Reproduce the records exactly.

[Items from a data source]
★ ★ ★

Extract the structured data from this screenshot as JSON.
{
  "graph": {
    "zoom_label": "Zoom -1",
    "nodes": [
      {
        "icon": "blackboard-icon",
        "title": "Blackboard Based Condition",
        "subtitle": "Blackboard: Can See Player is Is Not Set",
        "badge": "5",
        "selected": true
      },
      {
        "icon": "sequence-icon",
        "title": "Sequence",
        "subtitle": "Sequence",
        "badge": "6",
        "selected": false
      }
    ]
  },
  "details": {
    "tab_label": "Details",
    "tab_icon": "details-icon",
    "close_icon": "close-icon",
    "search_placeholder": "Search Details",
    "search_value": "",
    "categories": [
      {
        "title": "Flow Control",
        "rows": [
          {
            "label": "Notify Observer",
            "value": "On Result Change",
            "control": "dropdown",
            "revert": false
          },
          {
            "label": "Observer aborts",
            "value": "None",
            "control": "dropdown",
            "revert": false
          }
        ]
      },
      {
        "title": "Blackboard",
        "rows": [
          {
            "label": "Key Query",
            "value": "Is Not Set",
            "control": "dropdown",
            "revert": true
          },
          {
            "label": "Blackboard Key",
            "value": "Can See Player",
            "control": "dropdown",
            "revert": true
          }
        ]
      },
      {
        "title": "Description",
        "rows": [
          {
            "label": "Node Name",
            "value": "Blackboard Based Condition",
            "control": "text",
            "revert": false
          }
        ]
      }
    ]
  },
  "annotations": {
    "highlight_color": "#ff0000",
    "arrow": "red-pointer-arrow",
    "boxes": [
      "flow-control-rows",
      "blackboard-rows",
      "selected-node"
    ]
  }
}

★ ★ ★

--- The answer ---
Extract the structured data from this screenshot as JSON.
{
  "graph": {
    "zoom_label": "Zoom -1",
    "nodes": [
      {
        "icon": "blackboard-icon",
        "title": "Blackboard Based Condition",
        "subtitle": "Blackboard: Can See Player is Is Not Set",
        "badge": "5",
        "selected": true
      },
      {
        "icon": "sequence-icon",
        "title": "Sequence",
        "subtitle": "Sequence",
        "badge": "6",
        "selected": false
      }
    ]
  },
  "details": {
    "tab_label": "Details",
    "tab_icon": "details-icon",
    "close_icon": "close-icon",
    "search_placeholder": "Search Details",
    "search_value": "",
    "categories": [
      {
        "title": "Flow Control",
        "rows": [
          {
            "label": "Notify Observer",
            "value": "On Result Change",
            "control": "dropdown",
            "revert": false
          },
          {
            "label": "Observer aborts",
            "value": "None",
            "control": "dropdown",
            "revert": false
          }
        ]
      },
      {
        "title": "Blackboard",
        "rows": [
          {
            "label": "Key Query",
            "value": "Is Not Set",
            "control": "dropdown",
            "revert": true
          },
          {
            "label": "Blackboard Key",
            "value": "Can See Player",
            "control": "dropdown",
            "revert": true
          }
        ]
      },
      {
        "title": "Description",
        "rows": [
          {
            "label": "Node Name",
            "value": "Blackboard Based Condition",
            "control": "text",
            "revert": false
          }
        ]
      }
    ]
  },
  "annotations": {
    "highlight_color": "#ff0000",
    "arrow": "red-pointer-arrow",
    "boxes": [
      "flow-control-rows",
      "blackboard-rows",
      "selected-node"
    ]
  }
}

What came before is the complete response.